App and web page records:
============================================================
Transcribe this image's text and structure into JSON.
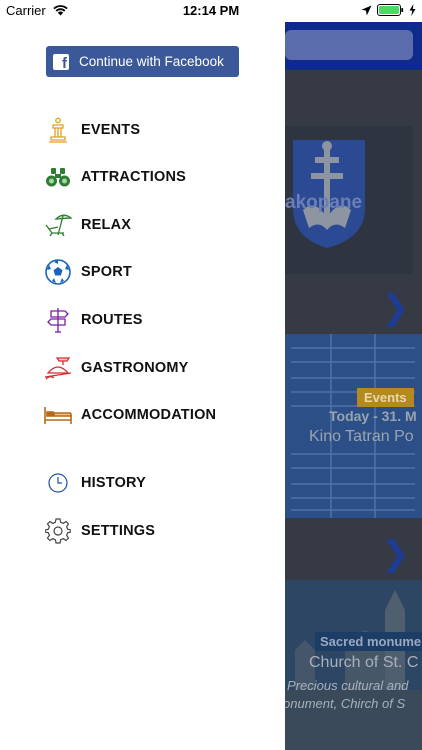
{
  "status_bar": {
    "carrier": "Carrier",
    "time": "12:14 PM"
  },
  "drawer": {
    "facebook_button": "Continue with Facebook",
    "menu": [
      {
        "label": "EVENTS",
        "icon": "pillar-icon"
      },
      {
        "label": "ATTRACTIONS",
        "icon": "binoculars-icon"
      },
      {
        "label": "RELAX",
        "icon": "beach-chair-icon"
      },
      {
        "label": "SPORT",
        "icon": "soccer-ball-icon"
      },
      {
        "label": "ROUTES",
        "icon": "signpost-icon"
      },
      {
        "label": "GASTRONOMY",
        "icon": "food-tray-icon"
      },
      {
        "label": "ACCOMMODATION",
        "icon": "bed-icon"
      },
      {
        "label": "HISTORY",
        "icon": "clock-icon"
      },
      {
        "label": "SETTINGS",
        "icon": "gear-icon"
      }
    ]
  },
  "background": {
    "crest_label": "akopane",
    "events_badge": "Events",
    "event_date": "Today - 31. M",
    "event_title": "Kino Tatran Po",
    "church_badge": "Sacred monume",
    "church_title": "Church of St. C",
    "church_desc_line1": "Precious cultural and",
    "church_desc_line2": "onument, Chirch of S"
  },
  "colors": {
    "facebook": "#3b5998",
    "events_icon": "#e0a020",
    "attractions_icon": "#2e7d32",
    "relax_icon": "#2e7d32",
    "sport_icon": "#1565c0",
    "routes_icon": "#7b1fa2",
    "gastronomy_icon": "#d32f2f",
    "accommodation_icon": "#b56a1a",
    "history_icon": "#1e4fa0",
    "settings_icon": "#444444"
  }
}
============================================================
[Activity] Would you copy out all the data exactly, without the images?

[Exercise response]
Transcribe this image's text and structure into JSON.
{
  "status_bar": {
    "carrier": "Carrier",
    "time": "12:14 PM"
  },
  "drawer": {
    "facebook_button": "Continue with Facebook",
    "menu": [
      {
        "label": "EVENTS",
        "icon": "pillar-icon"
      },
      {
        "label": "ATTRACTIONS",
        "icon": "binoculars-icon"
      },
      {
        "label": "RELAX",
        "icon": "beach-chair-icon"
      },
      {
        "label": "SPORT",
        "icon": "soccer-ball-icon"
      },
      {
        "label": "ROUTES",
        "icon": "signpost-icon"
      },
      {
        "label": "GASTRONOMY",
        "icon": "food-tray-icon"
      },
      {
        "label": "ACCOMMODATION",
        "icon": "bed-icon"
      },
      {
        "label": "HISTORY",
        "icon": "clock-icon"
      },
      {
        "label": "SETTINGS",
        "icon": "gear-icon"
      }
    ]
  },
  "background": {
    "crest_label": "akopane",
    "events_badge": "Events",
    "event_date": "Today - 31. M",
    "event_title": "Kino Tatran Po",
    "church_badge": "Sacred monume",
    "church_title": "Church of St. C",
    "church_desc_line1": "Precious cultural and",
    "church_desc_line2": "onument, Chirch of S"
  },
  "colors": {
    "facebook": "#3b5998",
    "events_icon": "#e0a020",
    "attractions_icon": "#2e7d32",
    "relax_icon": "#2e7d32",
    "sport_icon": "#1565c0",
    "routes_icon": "#7b1fa2",
    "gastronomy_icon": "#d32f2f",
    "accommodation_icon": "#b56a1a",
    "history_icon": "#1e4fa0",
    "settings_icon": "#444444"
  }
}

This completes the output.